Tuesday, February 28, 2012
Some of my favorite pieces of writing were begun at "my" corner table at Morning Thunder. In fact, one I completed at that table back in 1981 was titled "The Coffee Habit: A scientific Study." We regulars will miss Renee's energy as expressed by one of her employees in the bottom photo.
Some of you may remember when the word "Cafe" used to hang beneath Morning Thunder. That part of the sign is now hanging above my kitchen sink. But that's another story.
Monday, February 27, 2012

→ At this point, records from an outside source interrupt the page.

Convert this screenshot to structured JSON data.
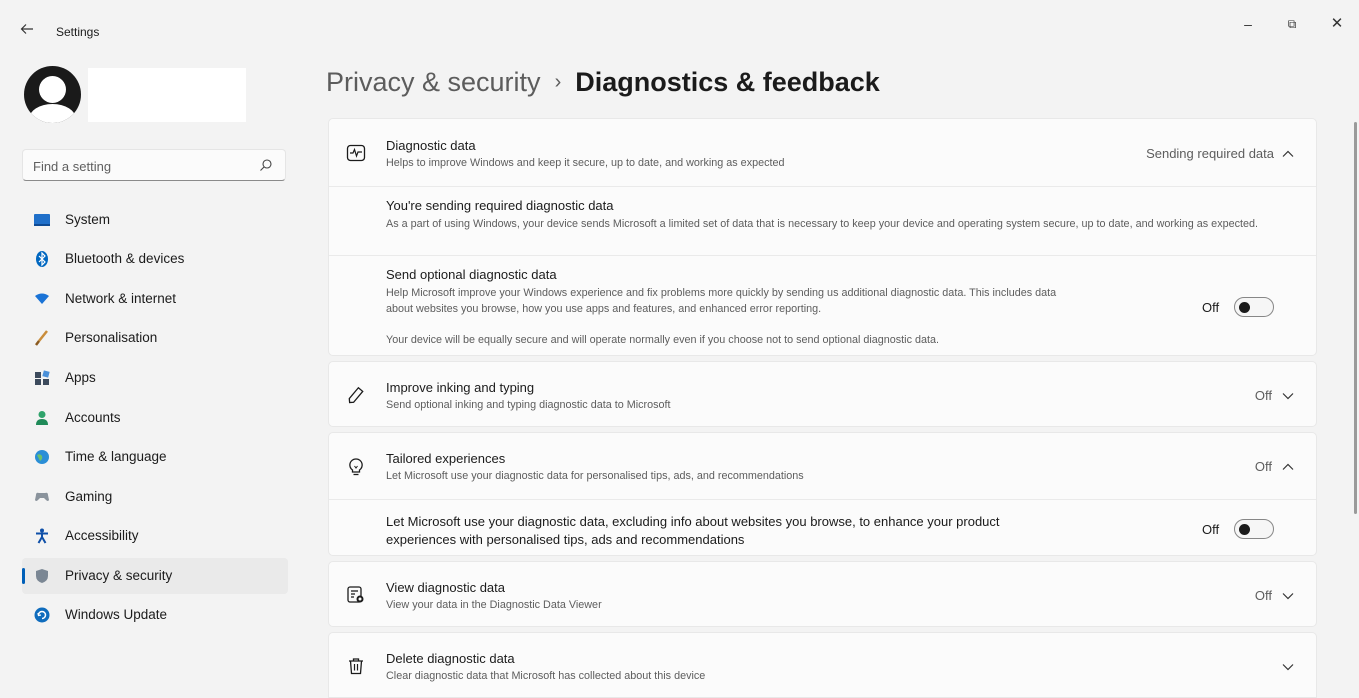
{
  "window": {
    "title": "Settings",
    "controls": {
      "minimize": "–",
      "maximize": "⧉",
      "close": "✕"
    }
  },
  "search": {
    "placeholder": "Find a setting"
  },
  "sidebar": {
    "items": [
      {
        "label": "System",
        "icon": "system-icon",
        "active": false
      },
      {
        "label": "Bluetooth & devices",
        "icon": "bluetooth-icon",
        "active": false
      },
      {
        "label": "Network & internet",
        "icon": "network-icon",
        "active": false
      },
      {
        "label": "Personalisation",
        "icon": "brush-icon",
        "active": false
      },
      {
        "label": "Apps",
        "icon": "apps-icon",
        "active": false
      },
      {
        "label": "Accounts",
        "icon": "accounts-icon",
        "active": false
      },
      {
        "label": "Time & language",
        "icon": "globe-icon",
        "active": false
      },
      {
        "label": "Gaming",
        "icon": "gamepad-icon",
        "active": false
      },
      {
        "label": "Accessibility",
        "icon": "accessibility-icon",
        "active": false
      },
      {
        "label": "Privacy & security",
        "icon": "shield-icon",
        "active": true
      },
      {
        "label": "Windows Update",
        "icon": "update-icon",
        "active": false
      }
    ]
  },
  "header": {
    "parent": "Privacy & security",
    "separator": "›",
    "current": "Diagnostics & feedback"
  },
  "diagnostic_data": {
    "title": "Diagnostic data",
    "description": "Helps to improve Windows and keep it secure, up to date, and working as expected",
    "status": "Sending required data",
    "expanded": true,
    "required": {
      "title": "You're sending required diagnostic data",
      "description": "As a part of using Windows, your device sends Microsoft a limited set of data that is necessary to keep your device and operating system secure, up to date, and working as expected."
    },
    "optional": {
      "title": "Send optional diagnostic data",
      "description": "Help Microsoft improve your Windows experience and fix problems more quickly by sending us additional diagnostic data. This includes data about websites you browse, how you use apps and features, and enhanced error reporting.",
      "note": "Your device will be equally secure and will operate normally even if you choose not to send optional diagnostic data.",
      "toggle_label": "Off",
      "toggle_on": false
    }
  },
  "inking": {
    "title": "Improve inking and typing",
    "description": "Send optional inking and typing diagnostic data to Microsoft",
    "status": "Off",
    "expanded": false
  },
  "tailored": {
    "title": "Tailored experiences",
    "description": "Let Microsoft use your diagnostic data for personalised tips, ads, and recommendations",
    "status": "Off",
    "expanded": true,
    "sub_text": "Let Microsoft use your diagnostic data, excluding info about websites you browse, to enhance your product experiences with personalised tips, ads and recommendations",
    "toggle_label": "Off",
    "toggle_on": false
  },
  "view_data": {
    "title": "View diagnostic data",
    "description": "View your data in the Diagnostic Data Viewer",
    "status": "Off",
    "expanded": false
  },
  "delete_data": {
    "title": "Delete diagnostic data",
    "description": "Clear diagnostic data that Microsoft has collected about this device",
    "expanded": false
  },
  "colors": {
    "accent": "#005fb8",
    "background": "#f3f3f3",
    "card": "#fbfbfb"
  }
}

The bottom photo is Mullein, a member of the snapdragon family, Scrophulariaceae. Each of its many flowers has both male and female parts, like most flowers. A fascinating feature of this plant, besides its European origin and rapid spread across the USA, is that it's a biennial. In the first season, it produces only a ground-level rosette of large, wooly leaves. Their shade provides great hiding places during the heat of summer for many kinds of bugs and lizards. In the first fall, these leaves turn brown, and the plant appears dead. However, it's still alive below ground. During the second season, a new rosette of green leaves appears in spring, then a rapidly growing spike develops six or more feet in height. I've seen a few exceed ten feet. The top foot or more ends up covered with yellow flowers. They produce thousands of tiny seeds, and often support many feeding birds.
At the end of the second season, the plant dies, but the tall, brown stalk may stand through one or more winters. The one pictured above dies last fall, and the current winter is taking a toll. It is bent toward the ground and probably won't stand through the coming summer. The early leaves of the next crop have already appeared in the immediate surroundings.

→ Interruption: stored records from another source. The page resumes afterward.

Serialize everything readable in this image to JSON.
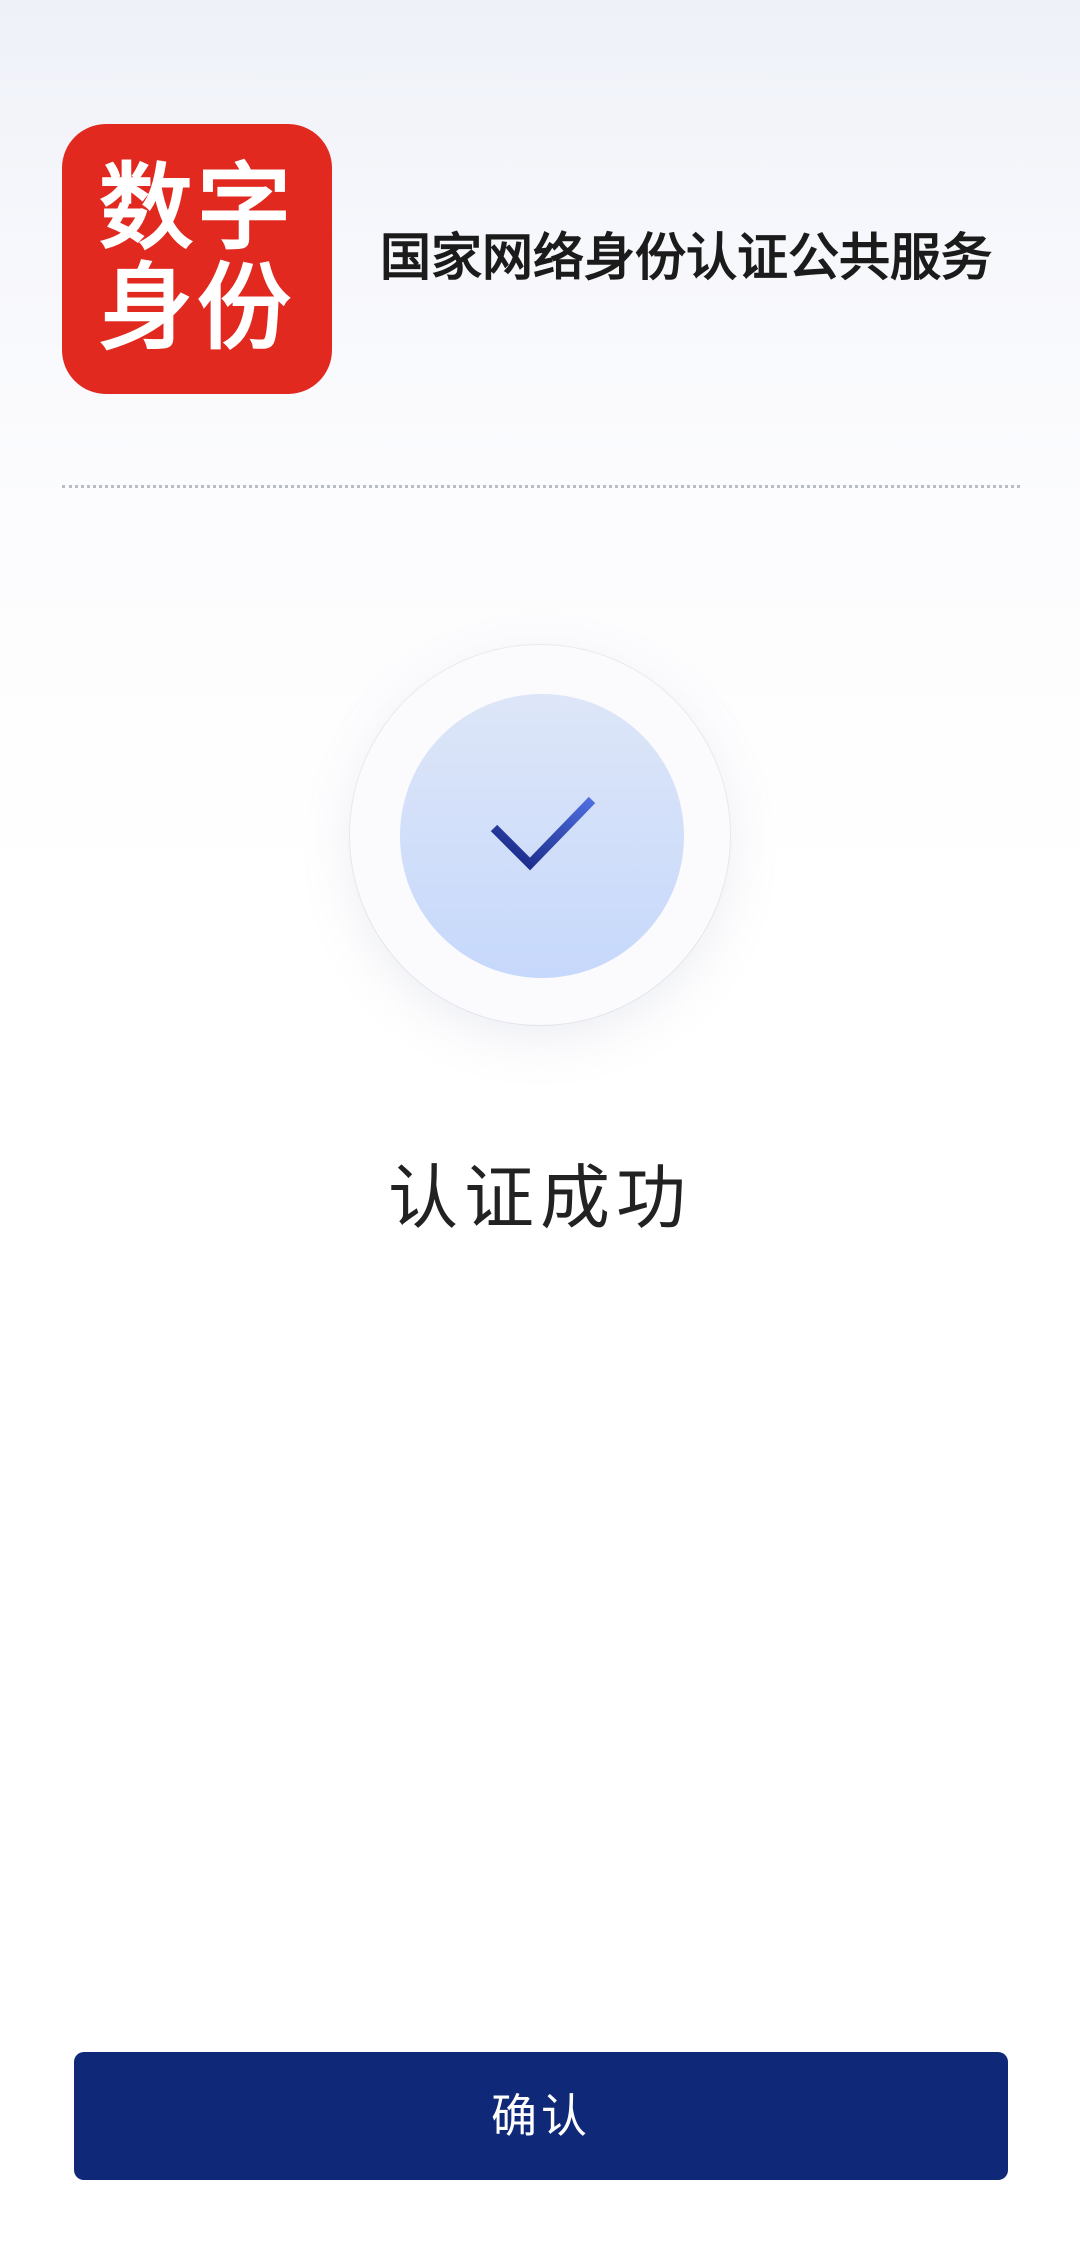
{
  "header": {
    "logo": {
      "line1": "数字",
      "line2": "身份",
      "color": "#e2291f"
    },
    "service_title": "国家网络身份认证公共服务"
  },
  "result": {
    "icon": "checkmark-icon",
    "status_text": "认证成功"
  },
  "footer": {
    "confirm_label": "确认",
    "button_color": "#0f2878"
  }
}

Pipisessewa is probably of Native American origin. All the other names have their reasons, and it can be quite an interesting back door into history to research the origins of plant names.
Sunday, February 26, 2012
Otherwise, the experience motivated me to rearrange my day packs, and have one primarily dedicated to my portable art supplies. The one I used yesterday that carried colored pencils, a set of pan watercolors, a waterbrush, and some other odds and ends, accompanied me to a coffee shop this morning. Out of habit, I brought along the laptop as well. The pack that usually carries my laptop is otherwise filled with what I'd call office supplies. Oh my, decisions.... Meanwhile, I've decided I need to take up the drawing and painting habit more seriously. Here I have photos of a moss page from my journal, finally completed, and a painting of damselflies mating. I've been ambivalent about that painting ever since I did it. I wanted to show it in the gallery, then made a bad choice of frame, then became dissatisfied with the painting itself. This morning I removed it from the frame and decided it was good enough to show off here. Meanwhile, the photo of my various day packs and a tote bag show the dilemma I'm trying to resolve. I need to prioritize my portables and choose matching day packs within the next week or so before the wildflowers start to show up in force.